Ideological conversions among Republican justices
Justices selected by Republican presidents over the past half-century haven’t always turned out to be so conservative. Judicial scholars call this “ideological drift”: when justices’ policy positions over the course of their careers move away from initial expectations.
Three Republican appointees — Justices Harry Blackmun, John Paul Stevens and David Souter — underwent wholesale ideological reversals, drifting from center-right to liberal positions. Justices Sandra Day O’Connor and Kennedy became quintessential “swing justices,” casting decisive votes in significant liberal and conservative rulings.
Ideological drift clearly delayed a conservative court majority, despite the fact that Republican presidents have dominated appointments over the past half-century.
New Senate rules facilitate a polarized court
Before 2017, Senate rules required a supermajority to cut off debate on Supreme Court nominations (three-fifths of the votes, rather than half plus one). That meant that even when a president’s party controlled the Senate, presidents were likely to choose nominees who could attract at least a handful of minority-party senators. If those rules were still in place now, a Democratic filibuster could delay consideration until after the midterms, when the Democrats may control the Senate.
But last year, facing a Democratic filibuster of Gorsuch, Senate Republicans eliminated the filibuster for Supreme Court nominees; only a majority is now needed. That means a reliable conservative will almost surely be confirmed, which is particularly important for a “critical nomination” like this one, which could change the court’s ideological balance of power.
Will the risk of public backlash move Roberts to the center?

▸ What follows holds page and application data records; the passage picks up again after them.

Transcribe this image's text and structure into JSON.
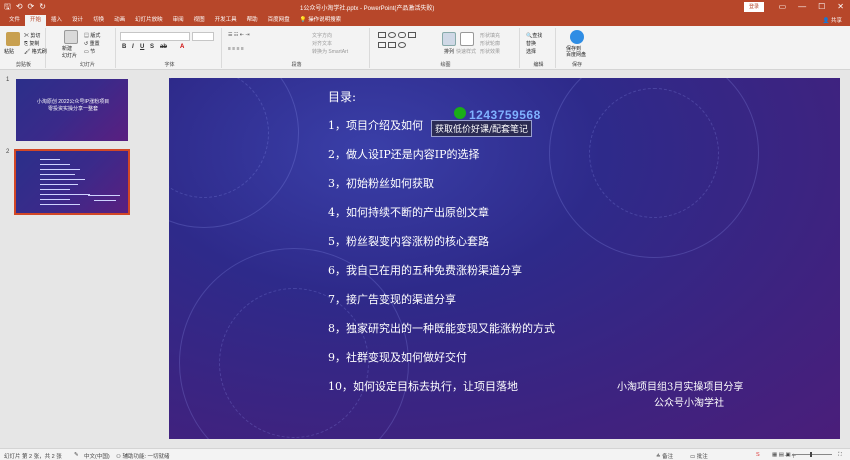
{
  "titlebar": {
    "qat": [
      "⟲",
      "⟳",
      "↻"
    ],
    "doc_title": "1公众号小淘学社.pptx  -  PowerPoint(产品激活失败)",
    "login": "登录",
    "ribbon_display": "▭",
    "minimize": "—",
    "maximize": "☐",
    "close": "✕"
  },
  "tabs": [
    "文件",
    "开始",
    "插入",
    "设计",
    "切换",
    "动画",
    "幻灯片放映",
    "审阅",
    "视图",
    "开发工具",
    "帮助",
    "百度网盘"
  ],
  "tell_me": "操作说明搜索",
  "share": "共享",
  "ribbon": {
    "clipboard": {
      "paste": "粘贴",
      "cut": "剪切",
      "copy": "复制",
      "format_painter": "格式刷",
      "label": "剪贴板"
    },
    "slides": {
      "new_slide": "新建\n幻灯片",
      "layout": "版式",
      "reset": "重置",
      "section": "节",
      "label": "幻灯片"
    },
    "font": {
      "font_name": "",
      "font_size": "",
      "label": "字体"
    },
    "paragraph": {
      "text_direction": "文字方向",
      "align_text": "对齐文本",
      "smartart": "转换为 SmartArt",
      "label": "段落"
    },
    "drawing": {
      "arrange": "排列",
      "quick_styles": "快速样式",
      "shape_fill": "形状填充",
      "shape_outline": "形状轮廓",
      "shape_effects": "形状效果",
      "label": "绘图"
    },
    "editing": {
      "find": "查找",
      "replace": "替换",
      "select": "选择",
      "label": "编辑"
    },
    "save": {
      "button": "保存到\n百度网盘",
      "label": "保存"
    }
  },
  "slides_pane": {
    "items": [
      {
        "num": "1",
        "title": "小淘原创 2022公众号IP涨粉项目\n零投资实操分享一整套"
      },
      {
        "num": "2",
        "title": ""
      }
    ]
  },
  "slide": {
    "title": "目录:",
    "items": [
      "1，项目介绍及如何",
      "2，做人设IP还是内容IP的选择",
      "3，初始粉丝如何获取",
      "4，如何持续不断的产出原创文章",
      "5，粉丝裂变内容涨粉的核心套路",
      "6，我自己在用的五种免费涨粉渠道分享",
      "7，接广告变现的渠道分享",
      "8，独家研究出的一种既能变现又能涨粉的方式",
      "9，社群变现及如何做好交付",
      "10，如何设定目标去执行，让项目落地"
    ],
    "watermark_qq": "1243759568",
    "watermark_tag": "获取低价好课/配套笔记",
    "footer_line1": "小淘项目组3月实操项目分享",
    "footer_line2": "公众号小淘学社"
  },
  "statusbar": {
    "slide_info": "幻灯片 第 2 张，共 2 张",
    "language": "中文(中国)",
    "accessibility": "辅助功能: 一切就绪",
    "notes": "备注",
    "comments": "批注",
    "zoom": "－ ＋"
  },
  "colors": {
    "accent": "#b7472a",
    "slide_bg": "#35288a"
  }
}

If President Trump appoints — and the Senate confirms — the reliable conservative who most observers expect, that person would create the most ideologically polarized court in history. On each side, for the first time, we will see ideologically homogeneous (and opposed) liberal and conservative coalitions, with no justice in the center.
But that doesn’t guarantee that the court will leave a reliable conservative imprint on the law on all issues. Because the court has been generating a fairly even balance of liberal and conservative rulings since the 1970s, it experiences more transitory criticism of its legitimacy (or “rightful authority”) that is appeased when the court delivers a pleasing ruling.
That could change if a polarized, conservative court delivers an onslaught of conservative policy-making. The country could see increased attacks on the court’s authority, including attempts at subverting partisan rulings, demands that the court’s ability to decide certain issues be stripped, and calls for term limits or even retention elections.
Chief Justice John G. Roberts Jr. has emphasized the importance of building consensus and thus legitimacy. Some observers say that such considerations swayed Roberts to twice uphold the ACA. O’Connor and Kennedy, earlier in their careers, may have inched toward the center precisely to help the court stay more moderate so that it could withstand sustained attacks on its legitimacy. Could Roberts’s concern about a polarized bench edge him to the center to protect the court’s public standing?
Apparently, we will find out.
Brandon L. Bartels is an associate professor in the department of political science at George Washington University.